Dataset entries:
◇ ◇ ◇

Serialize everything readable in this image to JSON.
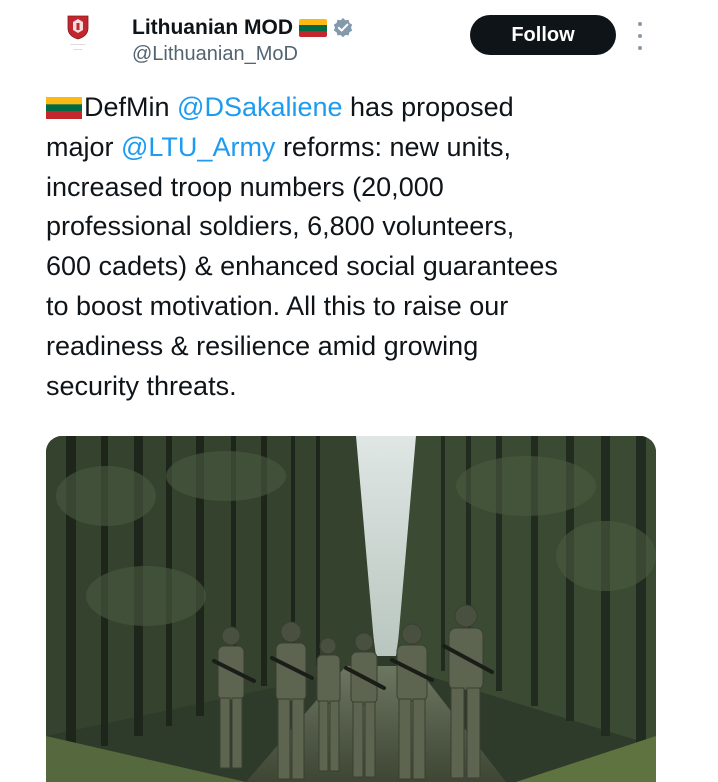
{
  "account": {
    "display_name": "Lithuanian MOD",
    "handle": "@Lithuanian_MoD",
    "verified": true,
    "avatar_icon": "lithuanian-mod-emblem-icon",
    "name_flag_icon": "lithuania-flag-icon"
  },
  "actions": {
    "follow_label": "Follow",
    "more_icon": "more-vertical-icon"
  },
  "tweet": {
    "flag_icon": "lithuania-flag-icon",
    "line1": {
      "prefix": "DefMin ",
      "mention": "@DSakaliene",
      "suffix": " has proposed"
    },
    "line2": {
      "prefix": "major ",
      "mention": "@LTU_Army",
      "suffix": " reforms: new units,"
    },
    "line3": "increased troop numbers (20,000",
    "line4": "professional soldiers, 6,800 volunteers,",
    "line5": "600 cadets) & enhanced social guarantees",
    "line6": "to boost motivation. All this to raise our",
    "line7": "readiness & resilience amid growing",
    "line8": "security threats."
  },
  "media": {
    "kind": "photo"
  },
  "colors": {
    "link": "#1d9bf0",
    "text": "#0f1419",
    "secondary": "#536471",
    "follow_bg": "#0f1419",
    "verified": "#829aab",
    "flag_yellow": "#fdb913",
    "flag_green": "#006a44",
    "flag_red": "#c1272d"
  }
}
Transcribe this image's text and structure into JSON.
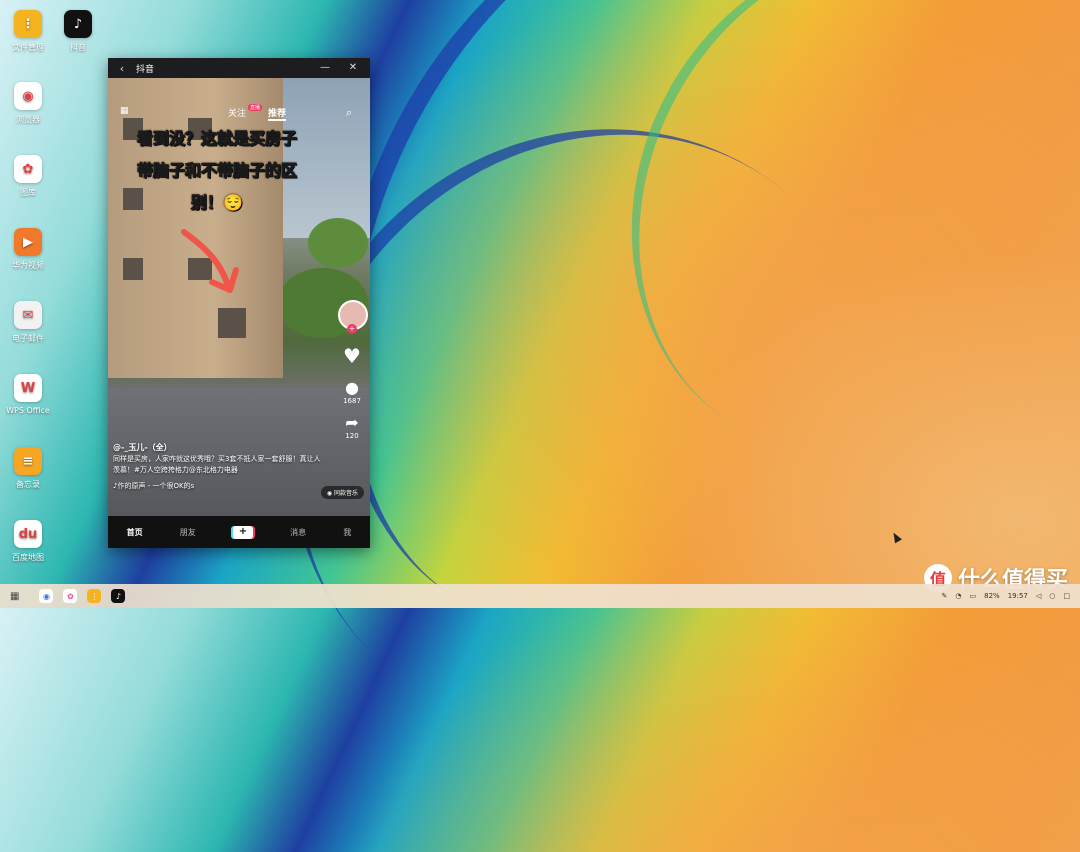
{
  "desktop": {
    "icons": [
      {
        "label": "文件管理",
        "icon": "folder-icon",
        "color": "#f5b320",
        "glyph": "⋮"
      },
      {
        "label": "抖音",
        "icon": "tiktok-icon",
        "color": "#111111",
        "glyph": "♪"
      },
      {
        "label": "浏览器",
        "icon": "browser-icon",
        "color": "#ffffff",
        "glyph": "◉"
      },
      {
        "label": "图库",
        "icon": "gallery-icon",
        "color": "#ffffff",
        "glyph": "✿"
      },
      {
        "label": "华为视频",
        "icon": "video-icon",
        "color": "#f07a2a",
        "glyph": "▶"
      },
      {
        "label": "电子邮件",
        "icon": "email-icon",
        "color": "#f2f2f2",
        "glyph": "✉"
      },
      {
        "label": "WPS Office",
        "icon": "wps-icon",
        "color": "#ffffff",
        "glyph": "W"
      },
      {
        "label": "备忘录",
        "icon": "memo-icon",
        "color": "#f5a623",
        "glyph": "≡"
      },
      {
        "label": "百度地图",
        "icon": "map-icon",
        "color": "#ffffff",
        "glyph": "du"
      }
    ]
  },
  "window": {
    "title": "抖音",
    "top_tabs": {
      "follow": "关注",
      "recommend": "推荐",
      "live_badge": "直播"
    },
    "caption_lines": [
      "看到没？这就是买房子",
      "带脑子和不带脑子的区",
      "别！😌"
    ],
    "counts": {
      "comments": "1687",
      "shares": "120"
    },
    "author": "@-_玉儿-（全）",
    "description": "同样是买房，人家咋就这优秀哦？买3套不抵人家一套舒服！真让人羡慕！#万人空跨挎格力@东北格力电器",
    "music": "♪作的原声 - 一个很OK的s",
    "same_music": "同款音乐",
    "nav": [
      "首页",
      "朋友",
      "+",
      "消息",
      "我"
    ]
  },
  "taskbar": {
    "battery": "82%",
    "time": "19:57"
  },
  "watermark": {
    "badge": "值",
    "text": "什么值得买"
  }
}
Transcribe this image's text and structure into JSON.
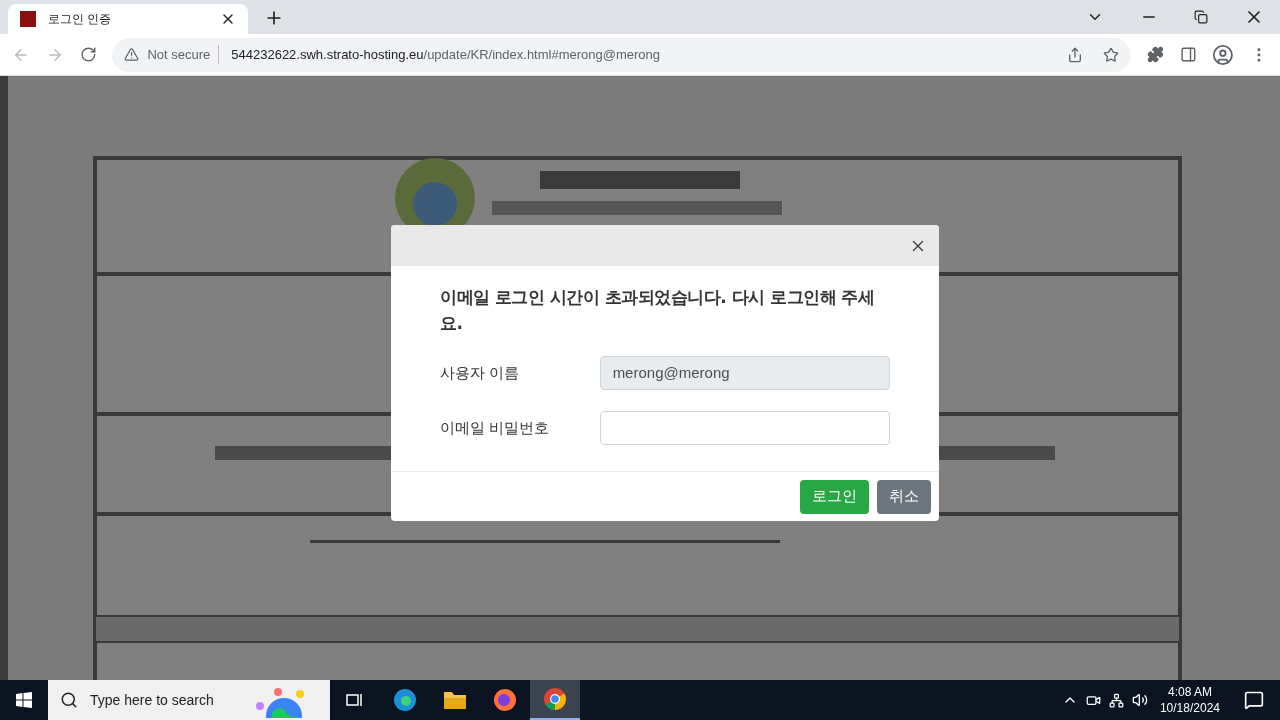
{
  "browser": {
    "tabs": [
      {
        "title": "로그인 인증",
        "selected": true
      }
    ],
    "address": {
      "security": "Not secure",
      "host": "544232622.swh.strato-hosting.eu",
      "path": "/update/KR/index.html#merong@merong"
    }
  },
  "dialog": {
    "message": "이메일 로그인 시간이 초과되었습니다. 다시 로그인해 주세요.",
    "fields": [
      {
        "label": "사용자 이름",
        "value": "merong@merong",
        "disabled": true
      },
      {
        "label": "이메일 비밀번호",
        "disabled": false
      }
    ],
    "buttons": [
      {
        "label": "로그인",
        "kind": "primary"
      },
      {
        "label": "취소",
        "kind": "secondary"
      }
    ]
  },
  "taskbar": {
    "search_placeholder": "Type here to search",
    "time": "4:08 AM",
    "date": "10/18/2024"
  }
}
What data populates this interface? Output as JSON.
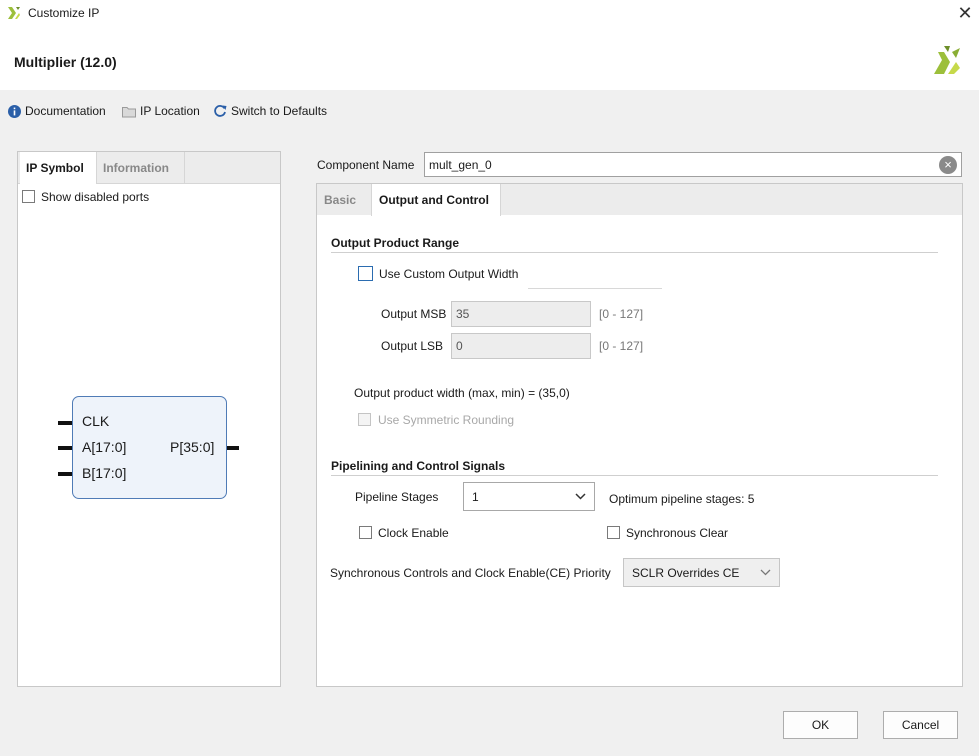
{
  "window": {
    "title": "Customize IP",
    "close_glyph": "✕"
  },
  "header": {
    "title": "Multiplier (12.0)"
  },
  "toolbar": {
    "documentation": "Documentation",
    "ip_location": "IP Location",
    "switch_defaults": "Switch to Defaults"
  },
  "left_panel": {
    "tabs": [
      {
        "label": "IP Symbol",
        "active": true
      },
      {
        "label": "Information",
        "active": false
      }
    ],
    "show_disabled_ports": {
      "label": "Show disabled ports",
      "checked": false
    },
    "symbol": {
      "ports_left": [
        "CLK",
        "A[17:0]",
        "B[17:0]"
      ],
      "ports_right": [
        "P[35:0]"
      ]
    }
  },
  "component_name": {
    "label": "Component Name",
    "value": "mult_gen_0",
    "clear_glyph": "×"
  },
  "right_panel": {
    "tabs": [
      {
        "label": "Basic",
        "active": false
      },
      {
        "label": "Output and Control",
        "active": true
      }
    ],
    "output_product_range": {
      "title": "Output Product Range",
      "use_custom_width": {
        "label": "Use Custom Output Width",
        "checked": false
      },
      "output_msb": {
        "label": "Output MSB",
        "value": "35",
        "range": "[0 - 127]"
      },
      "output_lsb": {
        "label": "Output LSB",
        "value": "0",
        "range": "[0 - 127]"
      },
      "width_text": "Output product width (max, min) = (35,0)",
      "symmetric_rounding": {
        "label": "Use Symmetric Rounding",
        "checked": false,
        "enabled": false
      }
    },
    "pipelining": {
      "title": "Pipelining and Control Signals",
      "pipeline_stages": {
        "label": "Pipeline Stages",
        "value": "1"
      },
      "optimum_text": "Optimum pipeline stages: 5",
      "clock_enable": {
        "label": "Clock Enable",
        "checked": false
      },
      "sync_clear": {
        "label": "Synchronous Clear",
        "checked": false
      },
      "priority": {
        "label": "Synchronous Controls and Clock Enable(CE) Priority",
        "value": "SCLR Overrides CE"
      }
    }
  },
  "buttons": {
    "ok": "OK",
    "cancel": "Cancel"
  },
  "colors": {
    "accent_blue": "#2b6cb0",
    "brand_green": "#9cbf3b",
    "symbol_border": "#4f7bb6"
  }
}
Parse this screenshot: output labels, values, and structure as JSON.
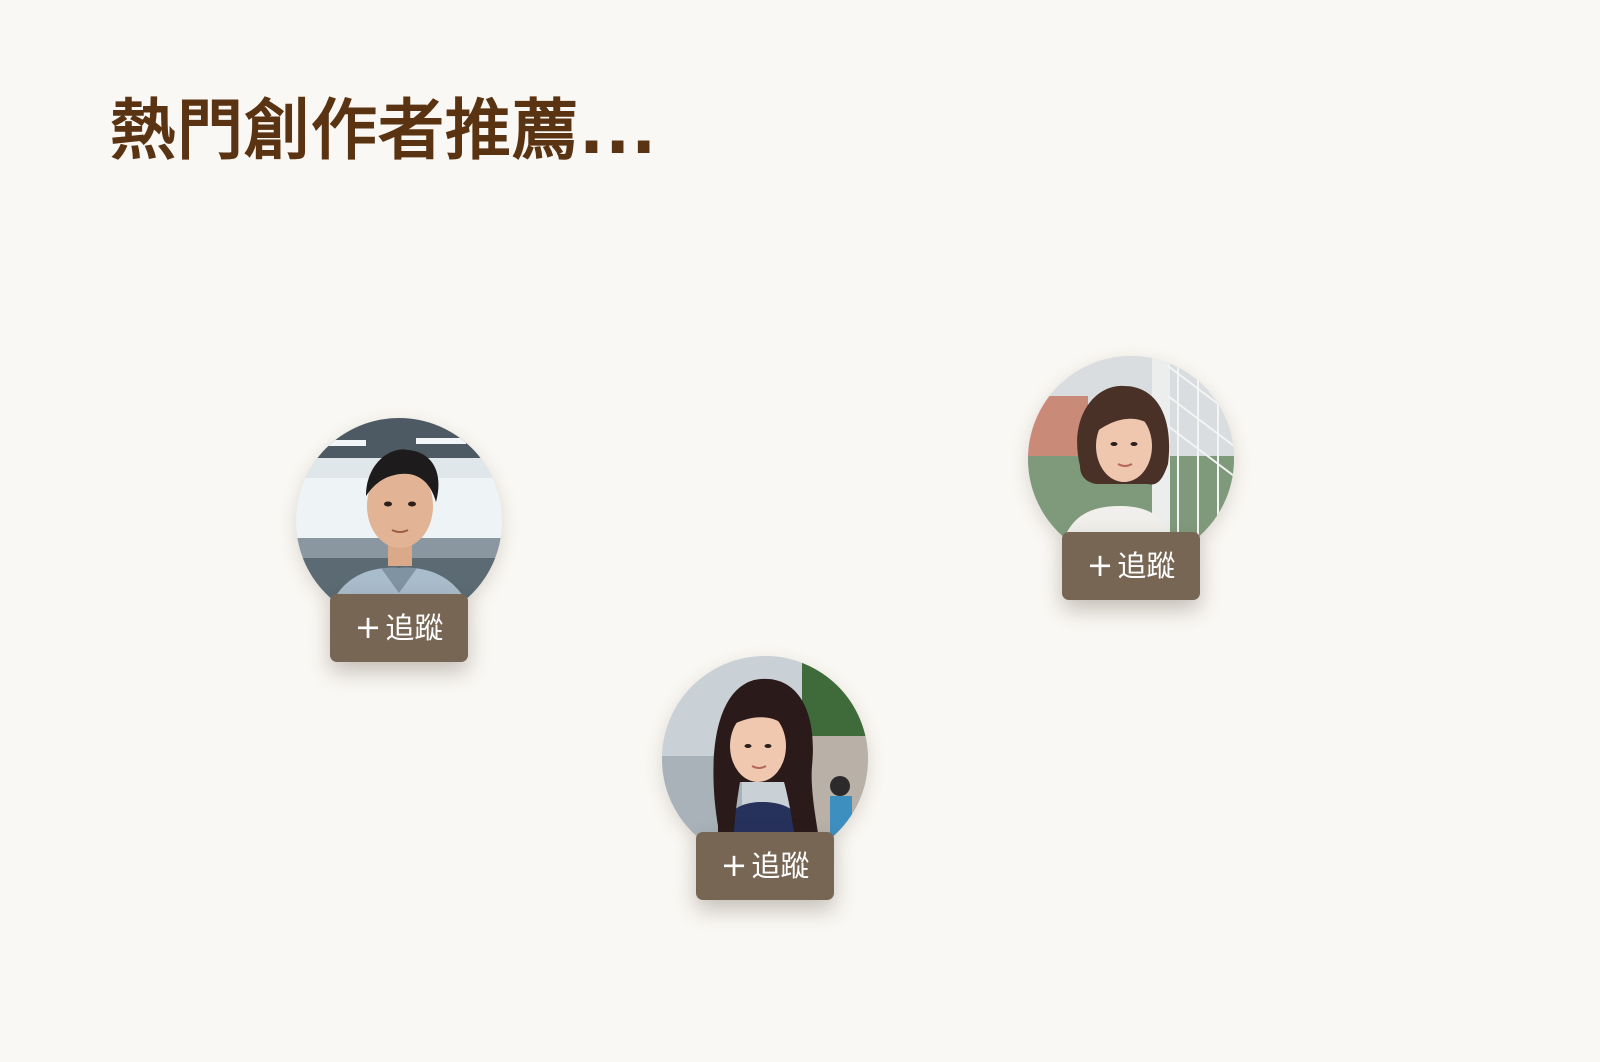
{
  "page": {
    "title": "熱門創作者推薦..."
  },
  "creators": [
    {
      "avatar_icon": "man-portrait-photo",
      "follow": {
        "icon": "plus-icon",
        "label": "追蹤"
      }
    },
    {
      "avatar_icon": "woman-portrait-photo",
      "follow": {
        "icon": "plus-icon",
        "label": "追蹤"
      }
    },
    {
      "avatar_icon": "woman-portrait-photo",
      "follow": {
        "icon": "plus-icon",
        "label": "追蹤"
      }
    }
  ],
  "colors": {
    "background": "#faf8f4",
    "title": "#5a3312",
    "button": "#776654",
    "button_text": "#ffffff"
  }
}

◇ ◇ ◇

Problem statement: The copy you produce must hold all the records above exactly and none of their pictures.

Task result:
Serialize everything readable in this image to JSON.
{
  "account": {
    "display_name": "Lithuanian MOD",
    "handle": "@Lithuanian_MoD",
    "verified": true,
    "avatar_icon": "lithuanian-mod-emblem-icon",
    "name_flag_icon": "lithuania-flag-icon"
  },
  "actions": {
    "follow_label": "Follow",
    "more_icon": "more-vertical-icon"
  },
  "tweet": {
    "flag_icon": "lithuania-flag-icon",
    "line1": {
      "prefix": "DefMin ",
      "mention": "@DSakaliene",
      "suffix": " has proposed"
    },
    "line2": {
      "prefix": "major ",
      "mention": "@LTU_Army",
      "suffix": " reforms: new units,"
    },
    "line3": "increased troop numbers (20,000",
    "line4": "professional soldiers, 6,800 volunteers,",
    "line5": "600 cadets) & enhanced social guarantees",
    "line6": "to boost motivation. All this to raise our",
    "line7": "readiness & resilience amid growing",
    "line8": "security threats."
  },
  "media": {
    "kind": "photo"
  },
  "colors": {
    "link": "#1d9bf0",
    "text": "#0f1419",
    "secondary": "#536471",
    "follow_bg": "#0f1419",
    "verified": "#829aab",
    "flag_yellow": "#fdb913",
    "flag_green": "#006a44",
    "flag_red": "#c1272d"
  }
}
Transcribe this image's text and structure into JSON.
{
  "desktop": {
    "icons": [
      {
        "label": "文件管理",
        "icon": "folder-icon",
        "color": "#f5b320",
        "glyph": "⋮"
      },
      {
        "label": "抖音",
        "icon": "tiktok-icon",
        "color": "#111111",
        "glyph": "♪"
      },
      {
        "label": "浏览器",
        "icon": "browser-icon",
        "color": "#ffffff",
        "glyph": "◉"
      },
      {
        "label": "图库",
        "icon": "gallery-icon",
        "color": "#ffffff",
        "glyph": "✿"
      },
      {
        "label": "华为视频",
        "icon": "video-icon",
        "color": "#f07a2a",
        "glyph": "▶"
      },
      {
        "label": "电子邮件",
        "icon": "email-icon",
        "color": "#f2f2f2",
        "glyph": "✉"
      },
      {
        "label": "WPS Office",
        "icon": "wps-icon",
        "color": "#ffffff",
        "glyph": "W"
      },
      {
        "label": "备忘录",
        "icon": "memo-icon",
        "color": "#f5a623",
        "glyph": "≡"
      },
      {
        "label": "百度地图",
        "icon": "map-icon",
        "color": "#ffffff",
        "glyph": "du"
      }
    ]
  },
  "window": {
    "title": "抖音",
    "top_tabs": {
      "follow": "关注",
      "recommend": "推荐",
      "live_badge": "直播"
    },
    "caption_lines": [
      "看到没？这就是买房子",
      "带脑子和不带脑子的区",
      "别！😌"
    ],
    "counts": {
      "comments": "1687",
      "shares": "120"
    },
    "author": "@-_玉儿-（全）",
    "description": "同样是买房，人家咋就这优秀哦？买3套不抵人家一套舒服！真让人羡慕！#万人空跨挎格力@东北格力电器",
    "music": "♪作的原声 - 一个很OK的s",
    "same_music": "同款音乐",
    "nav": [
      "首页",
      "朋友",
      "+",
      "消息",
      "我"
    ]
  },
  "taskbar": {
    "battery": "82%",
    "time": "19:57"
  },
  "watermark": {
    "badge": "值",
    "text": "什么值得买"
  }
}
Transcribe this image's text and structure into JSON.
{
  "browser": {
    "tabs": [
      {
        "title": "로그인 인증",
        "selected": true
      }
    ],
    "address": {
      "security": "Not secure",
      "host": "544232622.swh.strato-hosting.eu",
      "path": "/update/KR/index.html#merong@merong"
    }
  },
  "dialog": {
    "message": "이메일 로그인 시간이 초과되었습니다. 다시 로그인해 주세요.",
    "fields": [
      {
        "label": "사용자 이름",
        "value": "merong@merong",
        "disabled": true
      },
      {
        "label": "이메일 비밀번호",
        "disabled": false
      }
    ],
    "buttons": [
      {
        "label": "로그인",
        "kind": "primary"
      },
      {
        "label": "취소",
        "kind": "secondary"
      }
    ]
  },
  "taskbar": {
    "search_placeholder": "Type here to search",
    "time": "4:08 AM",
    "date": "10/18/2024"
  }
}
What data populates this interface? Output as JSON.
{
  "window": {
    "title": "Customize IP",
    "close_glyph": "✕"
  },
  "header": {
    "title": "Multiplier (12.0)"
  },
  "toolbar": {
    "documentation": "Documentation",
    "ip_location": "IP Location",
    "switch_defaults": "Switch to Defaults"
  },
  "left_panel": {
    "tabs": [
      {
        "label": "IP Symbol",
        "active": true
      },
      {
        "label": "Information",
        "active": false
      }
    ],
    "show_disabled_ports": {
      "label": "Show disabled ports",
      "checked": false
    },
    "symbol": {
      "ports_left": [
        "CLK",
        "A[17:0]",
        "B[17:0]"
      ],
      "ports_right": [
        "P[35:0]"
      ]
    }
  },
  "component_name": {
    "label": "Component Name",
    "value": "mult_gen_0",
    "clear_glyph": "×"
  },
  "right_panel": {
    "tabs": [
      {
        "label": "Basic",
        "active": false
      },
      {
        "label": "Output and Control",
        "active": true
      }
    ],
    "output_product_range": {
      "title": "Output Product Range",
      "use_custom_width": {
        "label": "Use Custom Output Width",
        "checked": false
      },
      "output_msb": {
        "label": "Output MSB",
        "value": "35",
        "range": "[0 - 127]"
      },
      "output_lsb": {
        "label": "Output LSB",
        "value": "0",
        "range": "[0 - 127]"
      },
      "width_text": "Output product width (max, min) = (35,0)",
      "symmetric_rounding": {
        "label": "Use Symmetric Rounding",
        "checked": false,
        "enabled": false
      }
    },
    "pipelining": {
      "title": "Pipelining and Control Signals",
      "pipeline_stages": {
        "label": "Pipeline Stages",
        "value": "1"
      },
      "optimum_text": "Optimum pipeline stages: 5",
      "clock_enable": {
        "label": "Clock Enable",
        "checked": false
      },
      "sync_clear": {
        "label": "Synchronous Clear",
        "checked": false
      },
      "priority": {
        "label": "Synchronous Controls and Clock Enable(CE) Priority",
        "value": "SCLR Overrides CE"
      }
    }
  },
  "buttons": {
    "ok": "OK",
    "cancel": "Cancel"
  },
  "colors": {
    "accent_blue": "#2b6cb0",
    "brand_green": "#9cbf3b",
    "symbol_border": "#4f7bb6"
  }
}
Parse this screenshot: output labels, values, and structure as JSON.
{
  "page": {
    "title": "熱門創作者推薦..."
  },
  "creators": [
    {
      "avatar_icon": "man-portrait-photo",
      "follow": {
        "icon": "plus-icon",
        "label": "追蹤"
      }
    },
    {
      "avatar_icon": "woman-portrait-photo",
      "follow": {
        "icon": "plus-icon",
        "label": "追蹤"
      }
    },
    {
      "avatar_icon": "woman-portrait-photo",
      "follow": {
        "icon": "plus-icon",
        "label": "追蹤"
      }
    }
  ],
  "colors": {
    "background": "#faf8f4",
    "title": "#5a3312",
    "button": "#776654",
    "button_text": "#ffffff"
  }
}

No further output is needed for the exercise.